> [WORK ITEM]:
Count how many lines of the data include "this". The answer is that number and nothing else.

> [DATA RECORDS]:
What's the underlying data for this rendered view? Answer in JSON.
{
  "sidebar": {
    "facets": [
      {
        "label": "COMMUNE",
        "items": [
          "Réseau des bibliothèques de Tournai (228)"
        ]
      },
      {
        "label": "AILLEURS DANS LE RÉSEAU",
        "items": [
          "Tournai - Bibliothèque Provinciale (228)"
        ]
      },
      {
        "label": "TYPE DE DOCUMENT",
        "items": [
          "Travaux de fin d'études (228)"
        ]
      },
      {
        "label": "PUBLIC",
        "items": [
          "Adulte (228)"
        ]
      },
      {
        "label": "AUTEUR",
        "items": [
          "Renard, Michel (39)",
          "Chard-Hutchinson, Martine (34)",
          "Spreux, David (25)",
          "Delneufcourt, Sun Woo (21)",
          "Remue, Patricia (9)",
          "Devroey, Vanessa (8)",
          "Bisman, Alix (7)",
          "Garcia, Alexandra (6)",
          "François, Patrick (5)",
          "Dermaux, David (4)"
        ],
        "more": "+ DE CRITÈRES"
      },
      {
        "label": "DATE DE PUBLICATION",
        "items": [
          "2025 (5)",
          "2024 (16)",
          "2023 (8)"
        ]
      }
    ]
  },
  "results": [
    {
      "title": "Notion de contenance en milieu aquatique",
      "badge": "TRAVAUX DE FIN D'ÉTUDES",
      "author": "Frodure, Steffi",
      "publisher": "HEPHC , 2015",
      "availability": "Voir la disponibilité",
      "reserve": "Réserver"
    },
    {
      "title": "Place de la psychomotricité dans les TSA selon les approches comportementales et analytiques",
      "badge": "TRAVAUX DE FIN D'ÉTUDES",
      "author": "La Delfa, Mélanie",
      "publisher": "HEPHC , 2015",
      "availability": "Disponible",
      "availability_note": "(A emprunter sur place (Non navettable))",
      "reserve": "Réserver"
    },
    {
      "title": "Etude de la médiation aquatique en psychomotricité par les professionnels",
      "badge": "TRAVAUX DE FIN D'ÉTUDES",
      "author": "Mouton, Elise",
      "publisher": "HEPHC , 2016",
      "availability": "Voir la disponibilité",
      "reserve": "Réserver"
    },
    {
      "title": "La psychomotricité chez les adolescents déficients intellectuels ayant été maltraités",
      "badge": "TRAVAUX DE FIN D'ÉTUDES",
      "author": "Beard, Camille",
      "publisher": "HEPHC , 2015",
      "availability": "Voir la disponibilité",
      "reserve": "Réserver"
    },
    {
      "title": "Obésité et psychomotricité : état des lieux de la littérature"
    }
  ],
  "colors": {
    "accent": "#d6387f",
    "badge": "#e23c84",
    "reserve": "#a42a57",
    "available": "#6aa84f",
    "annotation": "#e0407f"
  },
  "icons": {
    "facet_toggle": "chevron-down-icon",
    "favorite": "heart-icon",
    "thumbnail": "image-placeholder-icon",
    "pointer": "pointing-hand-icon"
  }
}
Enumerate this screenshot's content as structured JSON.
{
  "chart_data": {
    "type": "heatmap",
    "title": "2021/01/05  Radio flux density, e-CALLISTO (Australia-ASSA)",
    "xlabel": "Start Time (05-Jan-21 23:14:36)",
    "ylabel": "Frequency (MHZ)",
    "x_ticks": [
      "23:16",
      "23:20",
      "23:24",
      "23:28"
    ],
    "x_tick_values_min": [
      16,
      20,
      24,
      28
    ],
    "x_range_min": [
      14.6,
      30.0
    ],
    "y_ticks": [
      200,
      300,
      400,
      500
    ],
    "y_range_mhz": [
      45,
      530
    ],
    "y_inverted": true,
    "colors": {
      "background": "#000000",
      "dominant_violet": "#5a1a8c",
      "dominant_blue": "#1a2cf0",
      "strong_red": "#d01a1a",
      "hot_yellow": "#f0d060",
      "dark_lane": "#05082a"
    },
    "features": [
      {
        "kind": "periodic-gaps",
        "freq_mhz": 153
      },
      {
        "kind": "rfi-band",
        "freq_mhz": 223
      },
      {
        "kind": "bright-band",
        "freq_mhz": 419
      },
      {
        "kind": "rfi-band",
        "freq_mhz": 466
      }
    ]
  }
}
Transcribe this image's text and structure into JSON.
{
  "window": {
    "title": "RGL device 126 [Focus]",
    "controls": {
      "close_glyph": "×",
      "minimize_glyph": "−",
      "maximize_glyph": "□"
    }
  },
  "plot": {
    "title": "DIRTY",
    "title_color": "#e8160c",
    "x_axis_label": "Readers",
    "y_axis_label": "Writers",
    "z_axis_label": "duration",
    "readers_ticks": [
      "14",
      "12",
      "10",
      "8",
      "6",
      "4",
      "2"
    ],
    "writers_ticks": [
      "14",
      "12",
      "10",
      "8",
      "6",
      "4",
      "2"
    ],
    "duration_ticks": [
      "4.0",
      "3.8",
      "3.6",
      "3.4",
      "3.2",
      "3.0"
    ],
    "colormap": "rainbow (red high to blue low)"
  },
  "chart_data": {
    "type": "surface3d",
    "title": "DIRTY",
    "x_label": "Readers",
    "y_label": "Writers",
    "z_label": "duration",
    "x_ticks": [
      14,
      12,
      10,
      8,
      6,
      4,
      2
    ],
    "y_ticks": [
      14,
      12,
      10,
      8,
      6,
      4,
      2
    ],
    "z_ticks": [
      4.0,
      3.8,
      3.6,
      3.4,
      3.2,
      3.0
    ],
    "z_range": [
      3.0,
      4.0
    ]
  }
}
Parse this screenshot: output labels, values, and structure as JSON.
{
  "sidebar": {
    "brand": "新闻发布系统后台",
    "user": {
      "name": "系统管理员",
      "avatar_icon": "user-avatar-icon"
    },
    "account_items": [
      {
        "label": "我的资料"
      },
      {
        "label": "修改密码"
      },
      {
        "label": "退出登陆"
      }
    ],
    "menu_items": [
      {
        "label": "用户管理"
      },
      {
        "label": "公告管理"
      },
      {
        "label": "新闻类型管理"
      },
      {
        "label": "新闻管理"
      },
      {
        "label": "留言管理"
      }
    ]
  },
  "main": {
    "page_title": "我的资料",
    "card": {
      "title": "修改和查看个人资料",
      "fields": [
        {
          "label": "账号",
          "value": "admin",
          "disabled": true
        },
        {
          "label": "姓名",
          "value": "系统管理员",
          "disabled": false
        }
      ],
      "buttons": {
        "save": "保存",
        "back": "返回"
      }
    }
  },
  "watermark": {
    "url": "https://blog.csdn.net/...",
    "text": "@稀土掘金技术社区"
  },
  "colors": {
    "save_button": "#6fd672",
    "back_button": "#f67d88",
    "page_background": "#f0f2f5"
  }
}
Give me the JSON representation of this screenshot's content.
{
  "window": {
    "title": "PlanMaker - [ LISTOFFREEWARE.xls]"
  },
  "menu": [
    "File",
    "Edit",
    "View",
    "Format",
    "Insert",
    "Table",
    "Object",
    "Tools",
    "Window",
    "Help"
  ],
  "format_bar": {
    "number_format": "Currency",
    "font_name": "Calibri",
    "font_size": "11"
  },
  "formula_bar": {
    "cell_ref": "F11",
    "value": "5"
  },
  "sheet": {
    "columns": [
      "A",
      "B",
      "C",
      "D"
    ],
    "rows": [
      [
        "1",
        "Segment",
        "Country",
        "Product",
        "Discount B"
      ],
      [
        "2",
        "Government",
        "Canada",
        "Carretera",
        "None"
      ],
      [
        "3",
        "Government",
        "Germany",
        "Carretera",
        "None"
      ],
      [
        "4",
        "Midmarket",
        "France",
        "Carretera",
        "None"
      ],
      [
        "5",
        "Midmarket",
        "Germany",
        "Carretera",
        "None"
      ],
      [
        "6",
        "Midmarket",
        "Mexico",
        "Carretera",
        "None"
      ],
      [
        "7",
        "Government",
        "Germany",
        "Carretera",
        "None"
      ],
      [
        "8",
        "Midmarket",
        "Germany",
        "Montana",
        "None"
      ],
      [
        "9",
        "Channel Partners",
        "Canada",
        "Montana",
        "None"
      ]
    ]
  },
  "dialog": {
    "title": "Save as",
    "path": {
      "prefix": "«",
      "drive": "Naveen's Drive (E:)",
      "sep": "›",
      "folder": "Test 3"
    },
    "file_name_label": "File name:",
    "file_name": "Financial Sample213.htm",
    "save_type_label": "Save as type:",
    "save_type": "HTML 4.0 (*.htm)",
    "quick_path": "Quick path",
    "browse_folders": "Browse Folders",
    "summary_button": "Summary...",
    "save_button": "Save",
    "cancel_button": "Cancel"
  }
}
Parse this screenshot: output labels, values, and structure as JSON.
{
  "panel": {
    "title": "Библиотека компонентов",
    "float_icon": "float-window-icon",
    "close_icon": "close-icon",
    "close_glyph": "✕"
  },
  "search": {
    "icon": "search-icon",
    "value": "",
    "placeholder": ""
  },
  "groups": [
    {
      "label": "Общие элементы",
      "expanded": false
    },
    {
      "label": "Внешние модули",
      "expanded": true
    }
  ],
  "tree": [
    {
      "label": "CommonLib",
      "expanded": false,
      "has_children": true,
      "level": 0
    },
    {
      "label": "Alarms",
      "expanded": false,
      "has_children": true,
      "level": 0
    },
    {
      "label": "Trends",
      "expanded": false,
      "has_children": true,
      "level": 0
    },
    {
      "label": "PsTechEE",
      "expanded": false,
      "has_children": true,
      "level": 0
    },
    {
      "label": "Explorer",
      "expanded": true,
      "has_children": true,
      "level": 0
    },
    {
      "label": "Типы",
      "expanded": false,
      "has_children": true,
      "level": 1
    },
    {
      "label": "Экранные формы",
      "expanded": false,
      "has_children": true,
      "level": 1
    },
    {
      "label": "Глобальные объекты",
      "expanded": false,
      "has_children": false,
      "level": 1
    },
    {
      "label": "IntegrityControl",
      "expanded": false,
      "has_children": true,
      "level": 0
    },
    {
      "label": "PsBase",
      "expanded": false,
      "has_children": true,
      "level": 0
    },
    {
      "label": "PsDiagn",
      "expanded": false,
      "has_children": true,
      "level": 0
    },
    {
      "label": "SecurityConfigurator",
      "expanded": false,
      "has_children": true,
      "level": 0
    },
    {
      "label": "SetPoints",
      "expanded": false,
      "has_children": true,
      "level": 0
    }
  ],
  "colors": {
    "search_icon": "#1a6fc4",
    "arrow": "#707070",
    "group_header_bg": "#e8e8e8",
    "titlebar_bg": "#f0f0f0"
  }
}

> [YOUR SOLUTION]:
6